-- REQUIRED ACTION --
Within these entries, which lines include the string "this"? Copy each one.

============================================================

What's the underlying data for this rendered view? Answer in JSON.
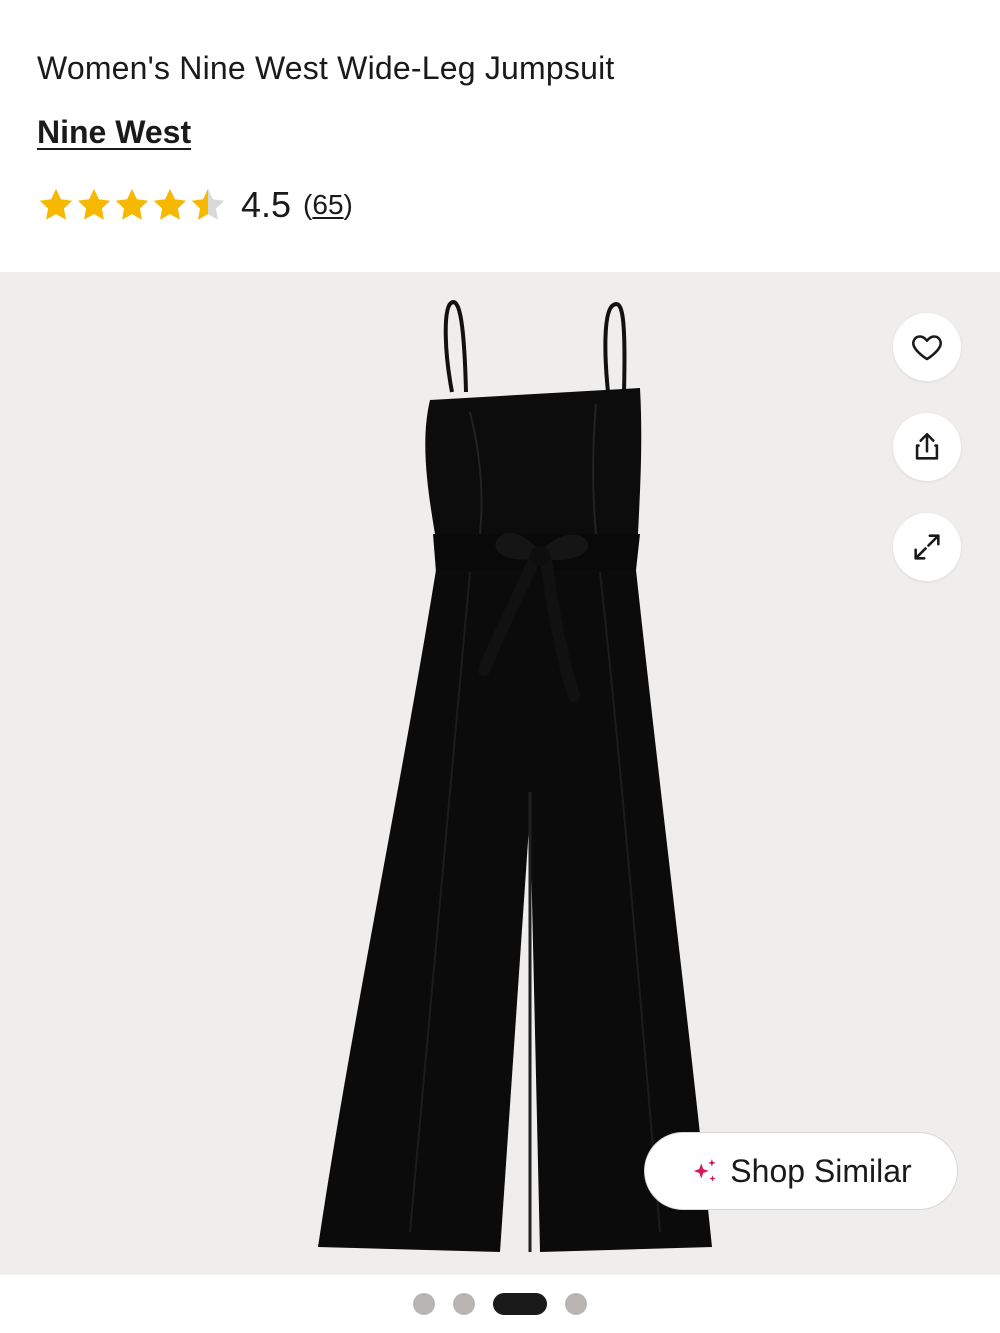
{
  "product": {
    "title": "Women's Nine West Wide-Leg Jumpsuit",
    "brand": "Nine West",
    "rating": {
      "value": "4.5",
      "count_open": "(",
      "count": "65",
      "count_close": ")",
      "stars_filled": 4.5,
      "stars_total": 5,
      "star_color": "#f6b800",
      "star_empty_color": "#d9d9d9"
    }
  },
  "gallery": {
    "background": "#efeeec",
    "image_icon": "black-jumpsuit-image",
    "actions": {
      "favorite_icon": "heart-icon",
      "share_icon": "share-icon",
      "expand_icon": "expand-icon"
    },
    "shop_similar": {
      "label": "Shop Similar",
      "icon": "sparkle-icon",
      "icon_color": "#d7195c"
    },
    "pagination": {
      "total": 4,
      "active_index": 2
    }
  }
}
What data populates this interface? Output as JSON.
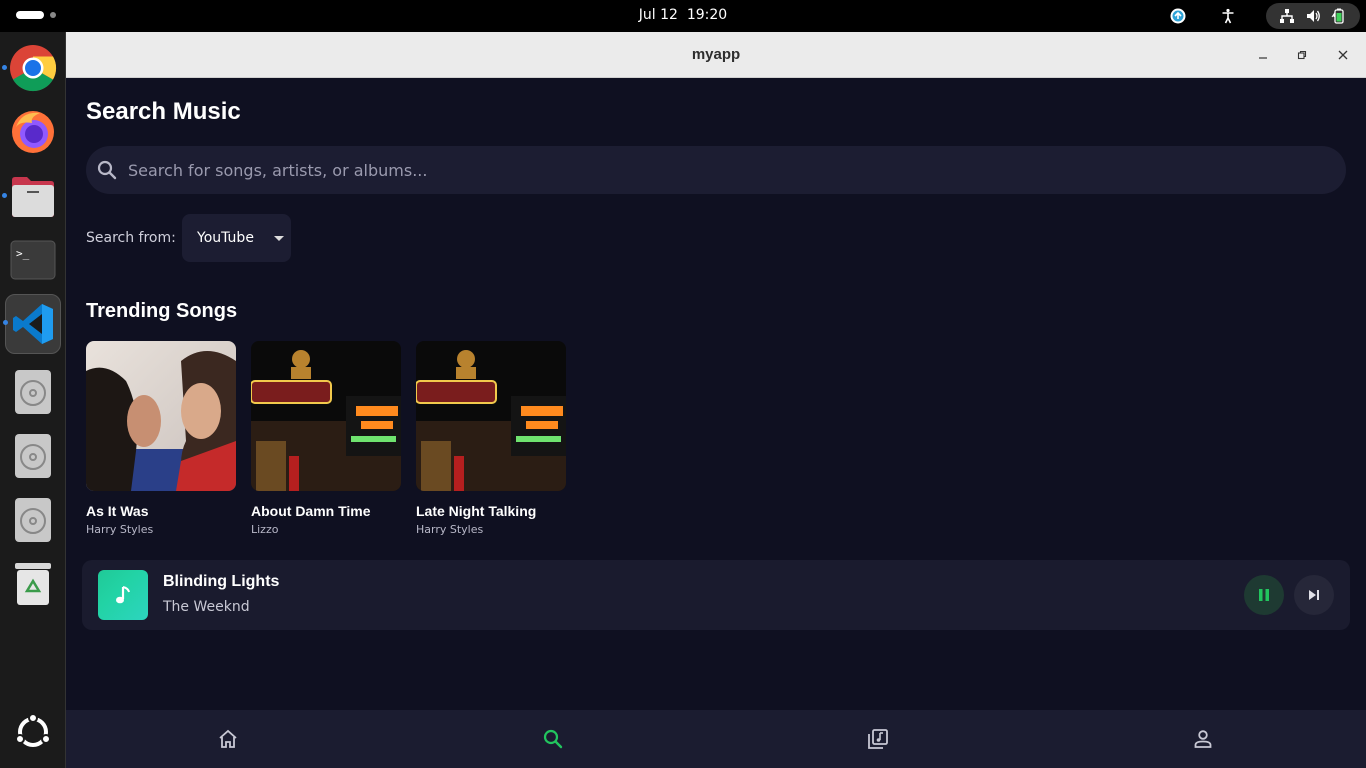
{
  "system": {
    "date": "Jul 12",
    "time": "19:20"
  },
  "dock": {
    "items": [
      "chrome",
      "firefox",
      "files",
      "terminal",
      "vscode",
      "disc-1",
      "disc-2",
      "disc-3",
      "trash",
      "show-apps"
    ]
  },
  "window": {
    "title": "myapp"
  },
  "search": {
    "heading": "Search Music",
    "placeholder": "Search for songs, artists, or albums...",
    "source_label": "Search from:",
    "source_value": "YouTube"
  },
  "trending": {
    "heading": "Trending Songs",
    "songs": [
      {
        "title": "As It Was",
        "artist": "Harry Styles"
      },
      {
        "title": "About Damn Time",
        "artist": "Lizzo"
      },
      {
        "title": "Late Night Talking",
        "artist": "Harry Styles"
      }
    ]
  },
  "now_playing": {
    "title": "Blinding Lights",
    "artist": "The Weeknd",
    "state": "playing",
    "accent": "#22c55e"
  },
  "nav": {
    "items": [
      "home",
      "search",
      "library",
      "profile"
    ],
    "active": "search",
    "active_color": "#22c55e"
  }
}
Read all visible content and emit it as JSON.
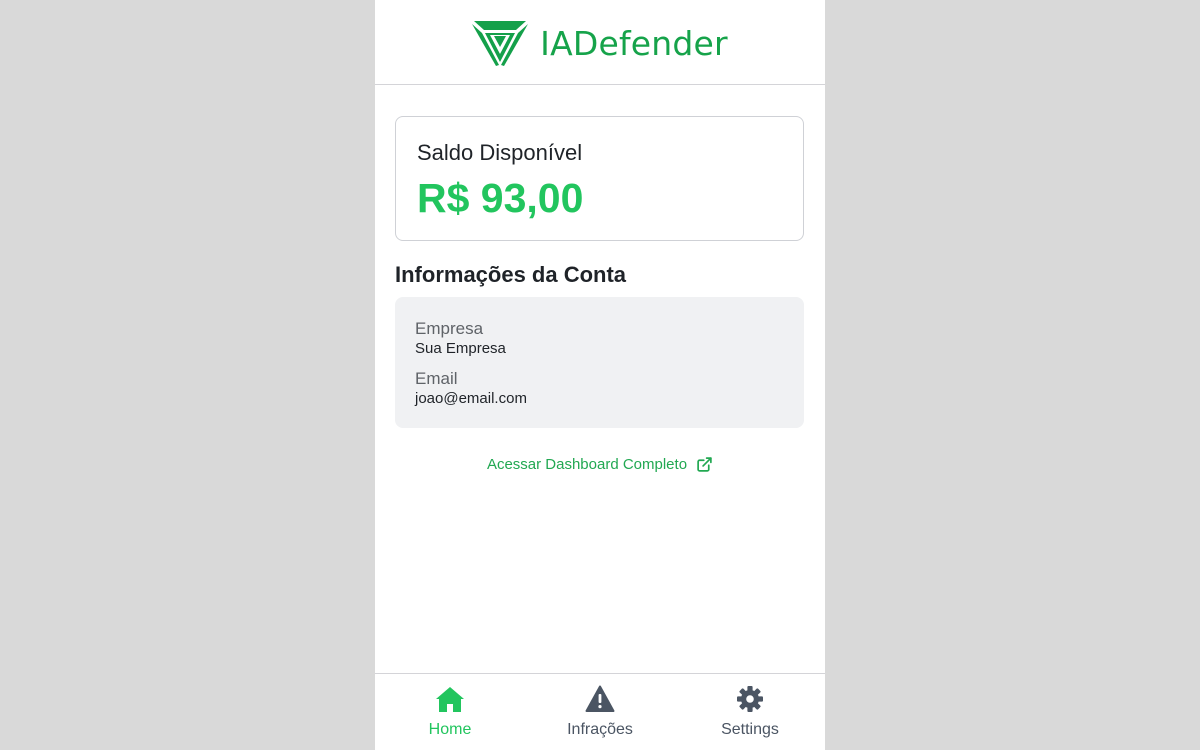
{
  "brand": {
    "name": "IADefender",
    "color": "#16a34a",
    "icon": "shield-logo-icon"
  },
  "balance": {
    "label": "Saldo Disponível",
    "value": "R$ 93,00",
    "color": "#22c55e"
  },
  "account": {
    "title": "Informações da Conta",
    "fields": [
      {
        "label": "Empresa",
        "value": "Sua Empresa"
      },
      {
        "label": "Email",
        "value": "joao@email.com"
      }
    ]
  },
  "dashboard_link": {
    "label": "Acessar Dashboard Completo",
    "icon": "external-link-icon"
  },
  "nav": {
    "items": [
      {
        "label": "Home",
        "icon": "home-icon",
        "active": true
      },
      {
        "label": "Infrações",
        "icon": "warning-icon",
        "active": false
      },
      {
        "label": "Settings",
        "icon": "gear-icon",
        "active": false
      }
    ],
    "active_color": "#22c55e",
    "inactive_color": "#4b5563"
  }
}
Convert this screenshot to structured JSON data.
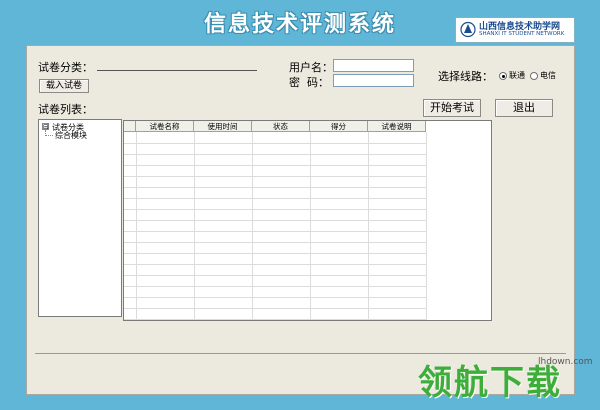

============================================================

-- WRITTEN SOLUTION --
What's the underlying data for this rendered view? Answer in JSON.
What data populates this interface? Output as JSON.
Convert this screenshot to structured JSON data.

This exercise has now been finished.